Language is a writer’s basic toolkit. Writers — novelists, playwrights, poets, lyricists, and all the rest — use words to trigger emotional responses or to paint pictures in the minds of their readers and listeners.
How can we fail to see layers of meaning in creations like these?
- the wine-dark sea (Homer, Ancient Greece)
- sleep that knits up the ravelled sleave of care (Shakespeare: Macbeth, 1606)
- nursing her wrath to keep it warm (Robert Burns: Tam O’Shanter, 1790)
- moonless night in the small town, starless and bible-black (Dylan Thomas: Under Milk Wood, 1954)
English, a pickpocket stealing words?
The Conjurer, by Hieronymus Bosch, showing the pickpocket accomplice, far left
Individual words can excite the reader’s imagination, even without any context. English is a rich language that picks the pockets of other cultures for colourful words when they seem useful — like bungalow and jodhpurs from the days of the British Empire in India.
A Marwari horse in Rajasthan. The rider is wearing trousers tight around the calf — jodhpurs?
English isn’t always thieving or borrowing, though. It happily coins new words, too.
Selfie? (This one was taken by a macaque that picked up a camera)
Compare the halves of an English-French dictionary like Harraps and you’ll be struck by the fact that the English-French part (1500+ pages) is half as long again as the French-English part (just under 1000 pages). There are simply lots more words and meanings in English.
If I may call on Shakespeare again (A Winter’s Tale this time), I’d say the English language uses the Autolycus principle: it snaps up unconsidered trifles wherever it goes. The result is a cornucopia of luscious delights for writers to savour. And to make use of.
Sometimes writers create striking metaphors, as Shakespeare did in that Macbeth quotation. But individual words can work like metaphors too, if readers understand shades of meaning in them without needing to have it spelled out. The animal kingdom provides rich pickings there.
For example, animals give us fabulous verbs.
Animals can be IN…
- Our villain may hound his enemies, wolf his food, and hare off into the distance.
- The investigator ferrets out the awful truth, but the culprit weasels his way into her affections and escapes justice.
- The slick-tongued charmer may fox me with his clever talk, or perhaps he rabbits on until I plead for mercy, or else he badgers me until I do exactly what he wants.
I’m not sure it would be easy to turn any of those three sentences into French without putting in lots of extra descriptive words. Fluent speakers of French might like to try?
…or animals can be OUT
English has some interesting omissions on the animal front.
Any of us may occasionally pig out, or hog the limelight, but we don’t boar.

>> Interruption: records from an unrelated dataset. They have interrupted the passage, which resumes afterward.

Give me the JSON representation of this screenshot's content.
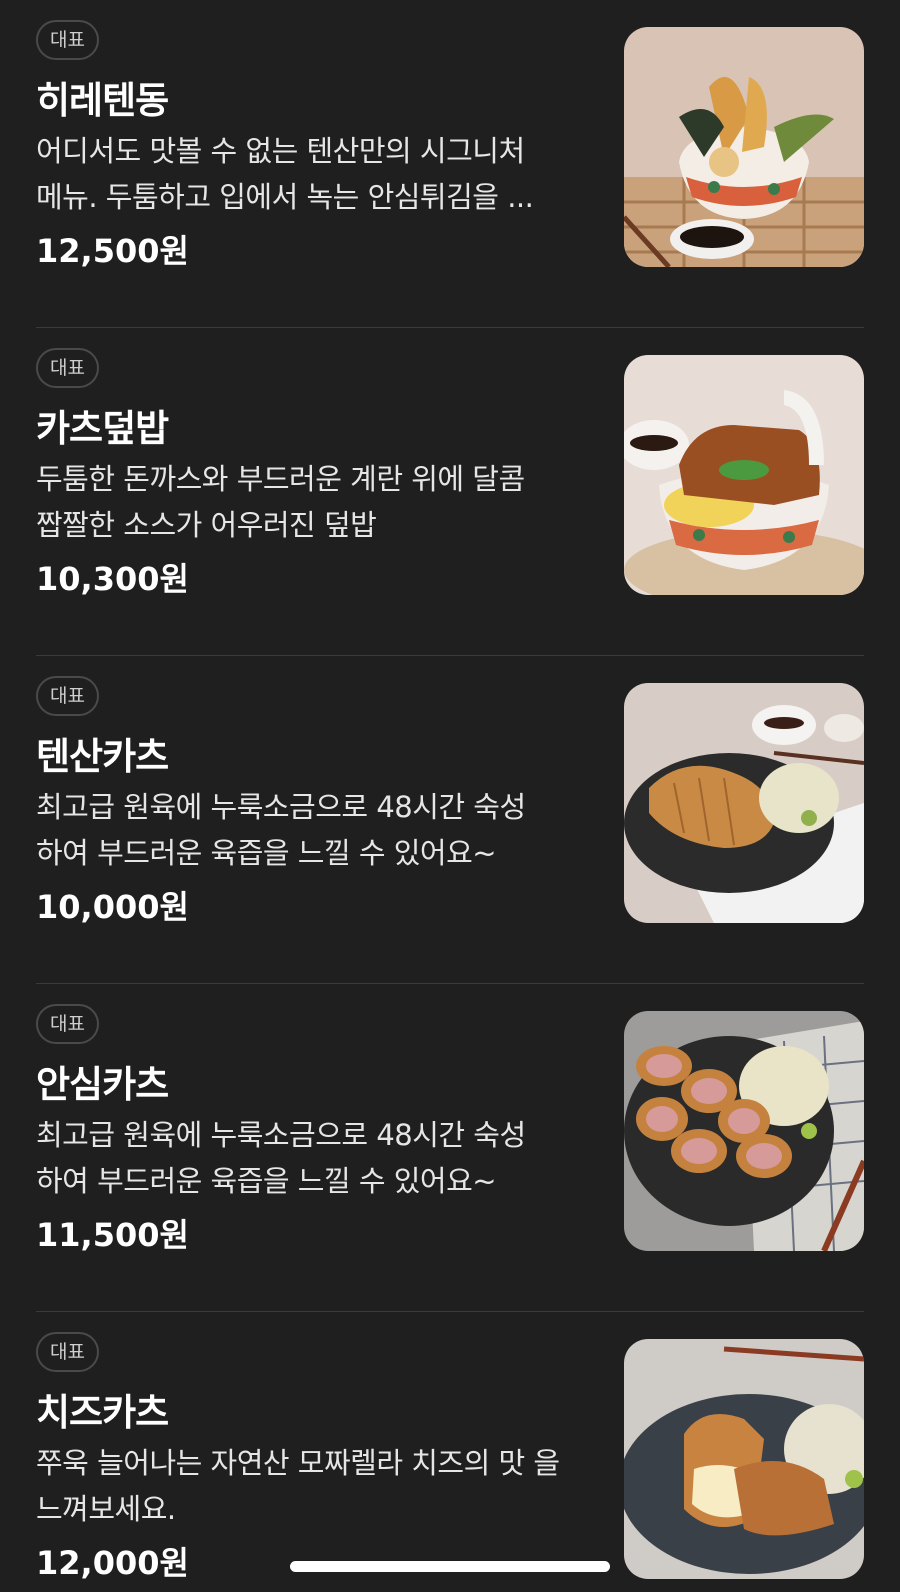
{
  "menu": {
    "items": [
      {
        "badge": "대표",
        "name": "히레텐동",
        "description": "어디서도 맛볼 수 없는 텐산만의 시그니처 메뉴. 두툼하고 입에서 녹는 안심튀김을 ...",
        "price": "12,500원",
        "image": "tendon-bowl-photo"
      },
      {
        "badge": "대표",
        "name": "카츠덮밥",
        "description": "두툼한 돈까스와 부드러운 계란 위에 달콤 짭짤한 소스가 어우러진 덮밥",
        "price": "10,300원",
        "image": "katsudon-bowl-photo"
      },
      {
        "badge": "대표",
        "name": "텐산카츠",
        "description": "최고급 원육에 누룩소금으로 48시간 숙성 하여 부드러운 육즙을 느낄 수 있어요~",
        "price": "10,000원",
        "image": "pork-cutlet-plate-photo"
      },
      {
        "badge": "대표",
        "name": "안심카츠",
        "description": "최고급 원육에 누룩소금으로 48시간 숙성 하여 부드러운 육즙을 느낄 수 있어요~",
        "price": "11,500원",
        "image": "tenderloin-cutlet-plate-photo"
      },
      {
        "badge": "대표",
        "name": "치즈카츠",
        "description": "쭈욱 늘어나는 자연산 모짜렐라 치즈의 맛 을 느껴보세요.",
        "price": "12,000원",
        "image": "cheese-cutlet-plate-photo"
      }
    ]
  }
}
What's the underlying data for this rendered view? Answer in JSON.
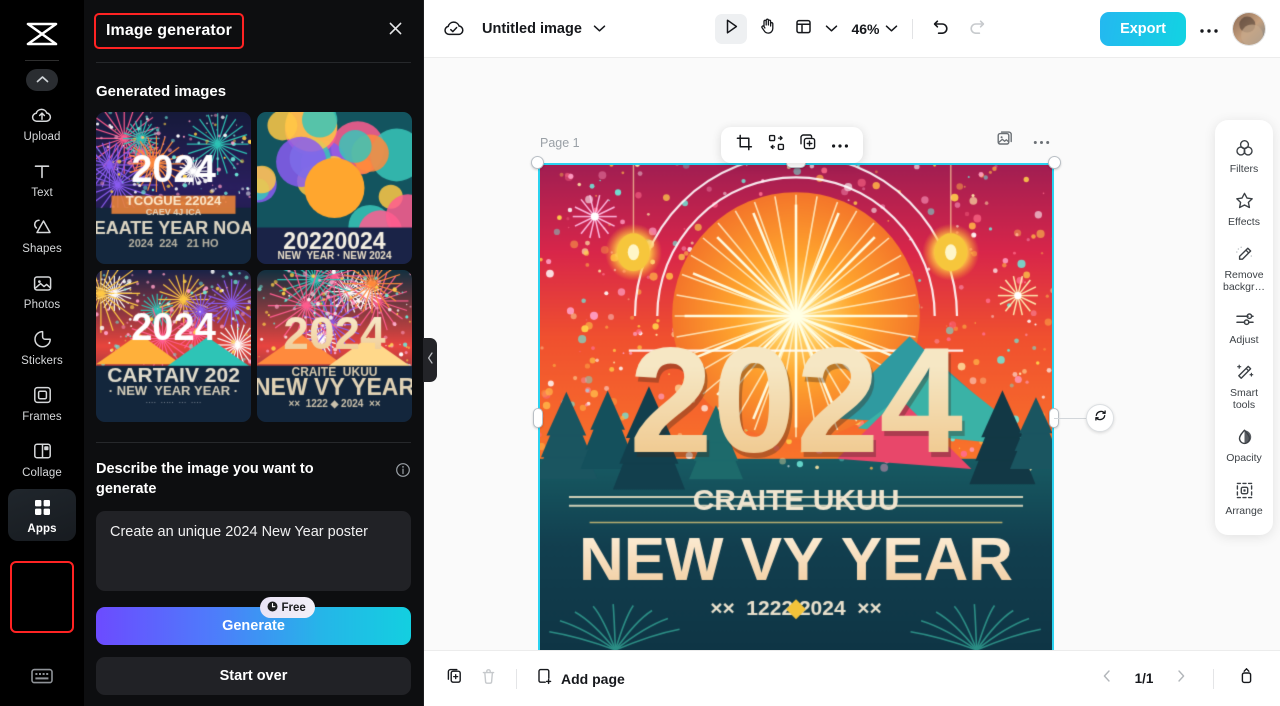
{
  "rail": {
    "logo": "capcut-logo",
    "collapse_icon": "chevron-up-icon",
    "keyboard_icon": "keyboard-icon",
    "items": [
      {
        "label": "Upload",
        "icon": "cloud-upload-icon",
        "selected": false
      },
      {
        "label": "Text",
        "icon": "text-t-icon",
        "selected": false
      },
      {
        "label": "Shapes",
        "icon": "shapes-icon",
        "selected": false
      },
      {
        "label": "Photos",
        "icon": "photo-icon",
        "selected": false
      },
      {
        "label": "Stickers",
        "icon": "sticker-icon",
        "selected": false
      },
      {
        "label": "Frames",
        "icon": "frame-icon",
        "selected": false
      },
      {
        "label": "Collage",
        "icon": "collage-icon",
        "selected": false
      },
      {
        "label": "Apps",
        "icon": "apps-grid-icon",
        "selected": true
      }
    ]
  },
  "panel": {
    "title": "Image generator",
    "close_icon": "close-icon",
    "section_title": "Generated images",
    "collapse_tab_icon": "chevron-left-icon",
    "thumbnails": [
      {
        "name": "generated-image-1",
        "caption": "2024 fireworks poster"
      },
      {
        "name": "generated-image-2",
        "caption": "2022 0024 ornament poster"
      },
      {
        "name": "generated-image-3",
        "caption": "2024 CARTAIV 202 New Year Year"
      },
      {
        "name": "generated-image-4",
        "caption": "2024 CRAITE UKUU NEW VY YEAR"
      }
    ],
    "prompt_label": "Describe the image you want to generate",
    "info_icon": "info-icon",
    "prompt_value": "Create an unique 2024 New Year poster",
    "prompt_placeholder": "Describe the image you want to generate",
    "generate_label": "Generate",
    "free_badge": "Free",
    "free_badge_icon": "clock-icon",
    "start_over_label": "Start over"
  },
  "topbar": {
    "cloud_icon": "cloud-saved-icon",
    "doc_title": "Untitled image",
    "title_chevron_icon": "chevron-down-icon",
    "tools": [
      {
        "name": "select-tool",
        "icon": "cursor-arrow-icon",
        "active": true
      },
      {
        "name": "hand-tool",
        "icon": "hand-icon",
        "active": false
      },
      {
        "name": "layout-tool",
        "icon": "layout-panel-icon",
        "active": false
      }
    ],
    "layout_chevron_icon": "chevron-down-icon",
    "zoom_level": "46%",
    "zoom_chevron_icon": "chevron-down-icon",
    "undo_icon": "undo-icon",
    "redo_icon": "redo-icon",
    "export_label": "Export",
    "more_icon": "more-horizontal-icon",
    "avatar": "user-avatar"
  },
  "canvas": {
    "page_label": "Page 1",
    "selection_color": "#2ad2f0",
    "rotate_icon": "rotate-icon",
    "float_toolbar": [
      {
        "name": "crop-button",
        "icon": "crop-icon"
      },
      {
        "name": "replace-button",
        "icon": "replace-shapes-icon"
      },
      {
        "name": "duplicate-button",
        "icon": "duplicate-plus-icon"
      },
      {
        "name": "more-button",
        "icon": "more-horizontal-icon"
      }
    ],
    "corner_tools": [
      {
        "name": "image-layers-button",
        "icon": "image-stack-icon"
      },
      {
        "name": "page-more-button",
        "icon": "more-horizontal-icon"
      }
    ],
    "artwork": {
      "headline": "2024",
      "subtitle": "CRAITE UKUU",
      "title": "NEW VY YEAR",
      "footer": "1222 2024"
    }
  },
  "dock": {
    "items": [
      {
        "label": "Filters",
        "icon": "filters-circles-icon"
      },
      {
        "label": "Effects",
        "icon": "effects-star-icon"
      },
      {
        "label": "Remove backgr…",
        "icon": "remove-background-icon"
      },
      {
        "label": "Adjust",
        "icon": "adjust-sliders-icon"
      },
      {
        "label": "Smart tools",
        "icon": "magic-wand-icon"
      },
      {
        "label": "Opacity",
        "icon": "opacity-drop-icon"
      },
      {
        "label": "Arrange",
        "icon": "arrange-icon"
      }
    ]
  },
  "bottombar": {
    "duplicate_page_icon": "duplicate-page-icon",
    "delete_page_icon": "trash-icon",
    "add_page_icon": "add-page-icon",
    "add_page_label": "Add page",
    "prev_icon": "chevron-left-icon",
    "page_indicator": "1/1",
    "next_icon": "chevron-right-icon",
    "expand_icon": "expand-up-icon"
  },
  "colors": {
    "accent_cyan": "#2ad2f0",
    "highlight_red": "#ff2323",
    "panel_bg": "#0d0e10",
    "rail_bg": "#000000"
  }
}
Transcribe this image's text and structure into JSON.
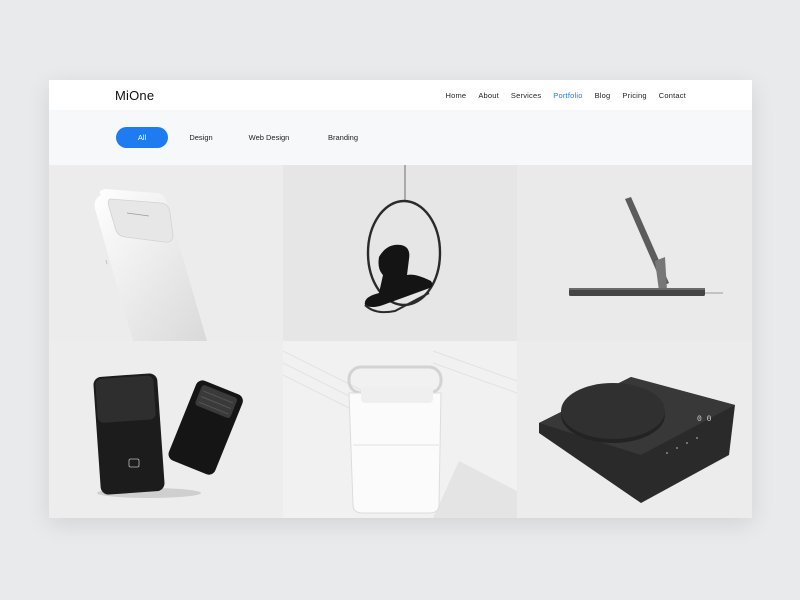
{
  "header": {
    "logo": "MiOne"
  },
  "nav": {
    "items": [
      {
        "label": "Home",
        "active": false
      },
      {
        "label": "About",
        "active": false
      },
      {
        "label": "Services",
        "active": false
      },
      {
        "label": "Portfolio",
        "active": true
      },
      {
        "label": "Blog",
        "active": false
      },
      {
        "label": "Pricing",
        "active": false
      },
      {
        "label": "Contact",
        "active": false
      }
    ]
  },
  "filters": {
    "items": [
      {
        "label": "All",
        "active": true
      },
      {
        "label": "Design",
        "active": false
      },
      {
        "label": "Web Design",
        "active": false
      },
      {
        "label": "Branding",
        "active": false
      }
    ]
  },
  "portfolio": {
    "items": [
      {
        "subject": "white-power-bank"
      },
      {
        "subject": "hanging-bubble-chair"
      },
      {
        "subject": "laptop-stand"
      },
      {
        "subject": "black-electric-shaver"
      },
      {
        "subject": "white-humidifier"
      },
      {
        "subject": "black-kitchen-scale"
      }
    ]
  },
  "colors": {
    "accent": "#1e7bf0",
    "text": "#222222",
    "page_bg": "#e9eaec",
    "filter_bg": "#f6f8fa"
  }
}
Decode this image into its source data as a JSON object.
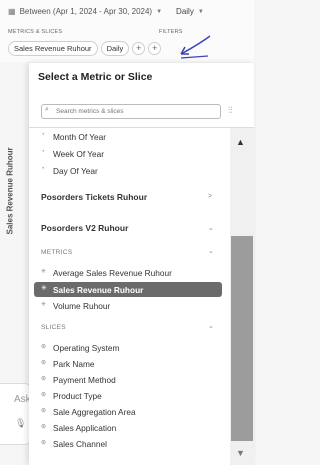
{
  "header": {
    "date_range_label": "Between (Apr 1, 2024 - Apr 30, 2024)",
    "granularity_label": "Daily",
    "metrics_slices_label": "METRICS & SLICES",
    "filters_label": "FILTERS",
    "chips": [
      "Sales Revenue Ruhour",
      "Daily"
    ],
    "plus_label": "+"
  },
  "chart": {
    "y_axis_label": "Sales Revenue Ruhour"
  },
  "ask": {
    "text": "Ask"
  },
  "panel": {
    "title": "Select a Metric or Slice",
    "search_placeholder": "Search metrics & slices",
    "date_items": [
      "Month Of Year",
      "Week Of Year",
      "Day Of Year"
    ],
    "groups": [
      "Posorders Tickets Ruhour",
      "Posorders V2 Ruhour"
    ],
    "metrics_header": "METRICS",
    "metrics": [
      "Average Sales Revenue Ruhour",
      "Sales Revenue Ruhour",
      "Volume Ruhour"
    ],
    "slices_header": "SLICES",
    "slices": [
      "Operating System",
      "Park Name",
      "Payment Method",
      "Product Type",
      "Sale Aggregation Area",
      "Sales Application",
      "Sales Channel"
    ]
  },
  "colors": {
    "selected_bg": "#6b6b6b",
    "annotation_arrow": "#3b44b8",
    "scroll_thumb": "#9c9c9c"
  }
}
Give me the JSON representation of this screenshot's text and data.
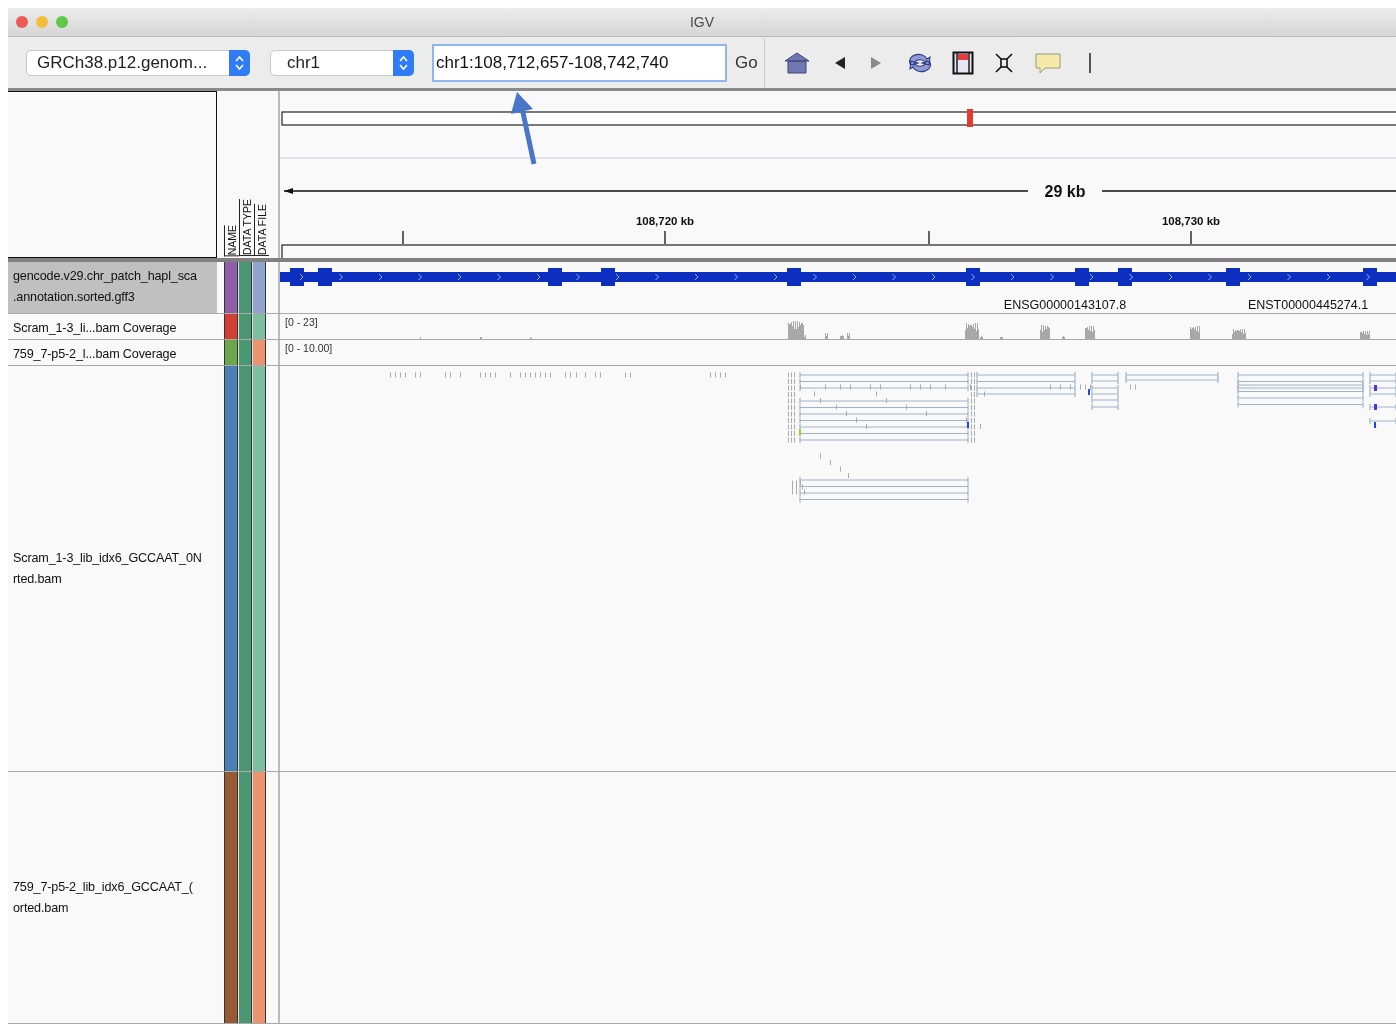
{
  "window": {
    "title": "IGV"
  },
  "toolbar": {
    "genome": "GRCh38.p12.genom...",
    "chromosome": "chr1",
    "locus": "chr1:108,712,657-108,742,740",
    "go": "Go",
    "forward_disabled": true
  },
  "attribute_headers": [
    "NAME",
    "DATA TYPE",
    "DATA FILE"
  ],
  "ruler": {
    "span": "29 kb",
    "ticks": [
      "108,720 kb",
      "108,730 kb"
    ]
  },
  "tracks": [
    {
      "kind": "gene",
      "name_lines": [
        "gencode.v29.chr_patch_hapl_sca",
        ".annotation.sorted.gff3"
      ],
      "selected": true,
      "attributes": [
        {
          "color": "#8e5ea6"
        },
        {
          "color": "#4b9673"
        },
        {
          "color": "#8fa3cc"
        }
      ],
      "features": [
        "ENSG00000143107.8",
        "ENST00000445274.1"
      ]
    },
    {
      "kind": "coverage",
      "name_lines": [
        "Scram_1-3_li...bam Coverage"
      ],
      "selected": false,
      "attributes": [
        {
          "color": "#d43f35"
        },
        {
          "color": "#4b9673"
        },
        {
          "color": "#7fbf9f"
        }
      ],
      "range": "[0 - 23]"
    },
    {
      "kind": "coverage",
      "name_lines": [
        "759_7-p5-2_l...bam Coverage"
      ],
      "selected": false,
      "attributes": [
        {
          "color": "#6aa74a"
        },
        {
          "color": "#4b9673"
        },
        {
          "color": "#ec9470"
        }
      ],
      "range": "[0 - 10.00]"
    },
    {
      "kind": "alignment",
      "name_lines": [
        "Scram_1-3_lib_idx6_GCCAAT_0N",
        "rted.bam"
      ],
      "selected": false,
      "attributes": [
        {
          "color": "#4a80b4"
        },
        {
          "color": "#4b9673"
        },
        {
          "color": "#7fbf9f"
        }
      ],
      "reads": true
    },
    {
      "kind": "alignment",
      "name_lines": [
        "759_7-p5-2_lib_idx6_GCCAAT_(",
        "orted.bam"
      ],
      "selected": false,
      "attributes": [
        {
          "color": "#985a34"
        },
        {
          "color": "#4b9673"
        },
        {
          "color": "#ec9470"
        }
      ],
      "reads": false
    }
  ]
}
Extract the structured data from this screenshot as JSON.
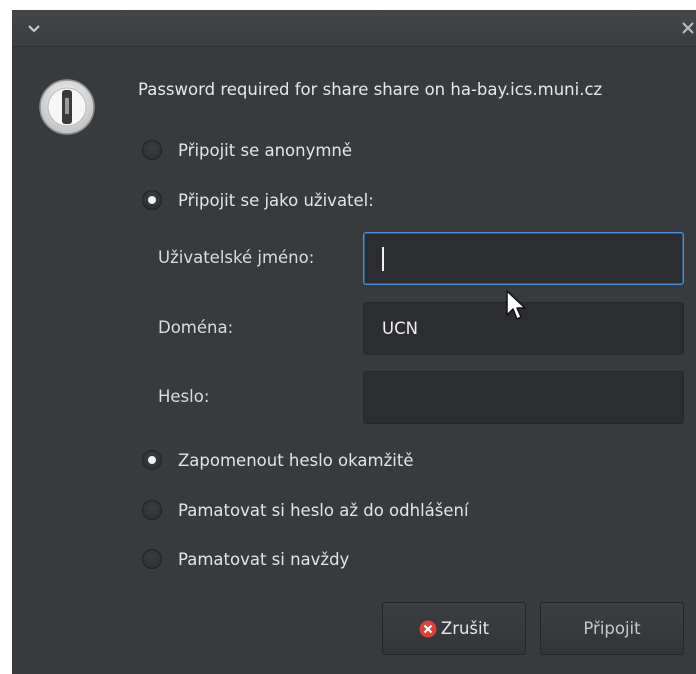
{
  "titlebar": {
    "menu_icon": "chevron-down-icon",
    "close_icon": "close-icon"
  },
  "dialog": {
    "icon": "key-icon",
    "message": "Password required for share share on ha-bay.ics.muni.cz"
  },
  "connect_mode": {
    "options": [
      {
        "label": "Připojit se anonymně",
        "checked": false
      },
      {
        "label": "Připojit se jako uživatel:",
        "checked": true
      }
    ]
  },
  "fields": {
    "username": {
      "label": "Uživatelské jméno:",
      "value": ""
    },
    "domain": {
      "label": "Doména:",
      "value": "UCN"
    },
    "password": {
      "label": "Heslo:",
      "value": ""
    }
  },
  "remember": {
    "options": [
      {
        "label": "Zapomenout heslo okamžitě",
        "checked": true
      },
      {
        "label": "Pamatovat si heslo až do odhlášení",
        "checked": false
      },
      {
        "label": "Pamatovat si navždy",
        "checked": false
      }
    ]
  },
  "buttons": {
    "cancel_label": "Zrušit",
    "connect_label": "Připojit"
  },
  "colors": {
    "window_bg": "#383b3e",
    "focus_accent": "#4a90d9",
    "cancel_icon": "#e0403a"
  }
}
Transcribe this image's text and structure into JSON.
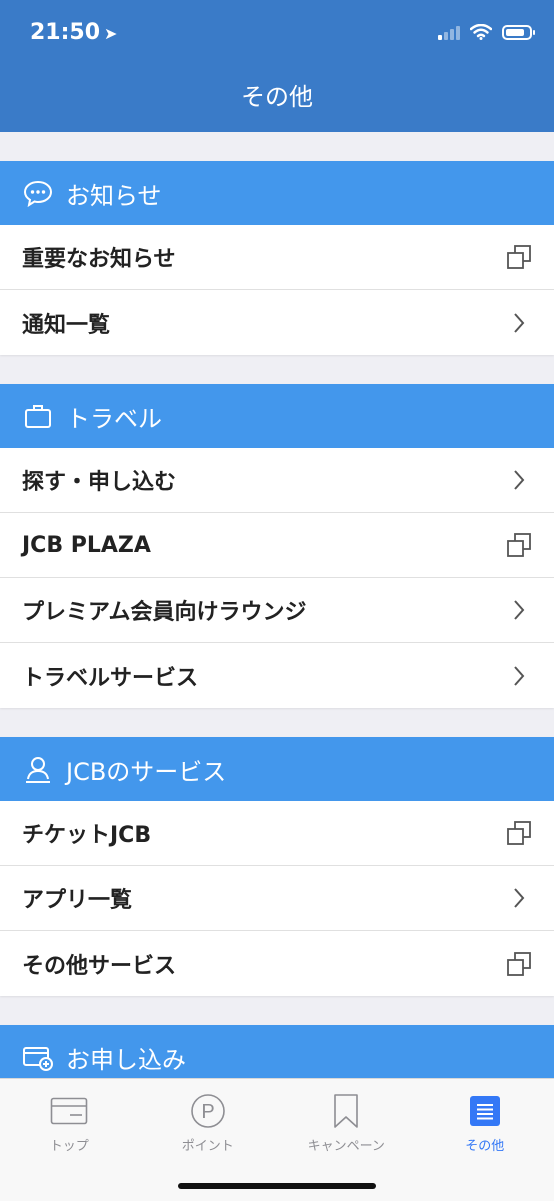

He may dog my footsteps, but I’m pretty sure he does not cat.
The Wind in the Willows dimension
Humans do not mouse — or, at least, we didn’t until the computer mouse came along — but we may rat, if we’re nasty enough.
(Apologies to Ratty for the slur on his integrity.)
Much as we love Wind in the Willows, we do not mole, though we do badger. Nor do we toad, but at a push we could always toady up to the richer members of society and even toad-eat them. 😉
Most of these verb creations are borrowings from mammals that have been part of our culture for centuries. They include some rather exotic ones — for example, we may ape our betters or monkey around when we should be doing more sensible things — but more latter-day mammal discoveries like the chimpanzee and the gorilla don’t get a look in.
Fish and birds (apart from parrot and lark?) don’t have quite the same resonance as mammals. We don’t make verbs out of owl, or robin, or pigeon. Nor do we have verbs to salmon, or to haddock, or to stickleback.
Maybe we should?
We English-speakers do, however, draw on many parts of the animal kingdom, including birds and fish, for our descriptive nouns.
She — but never he, sadly — could even be an old trout.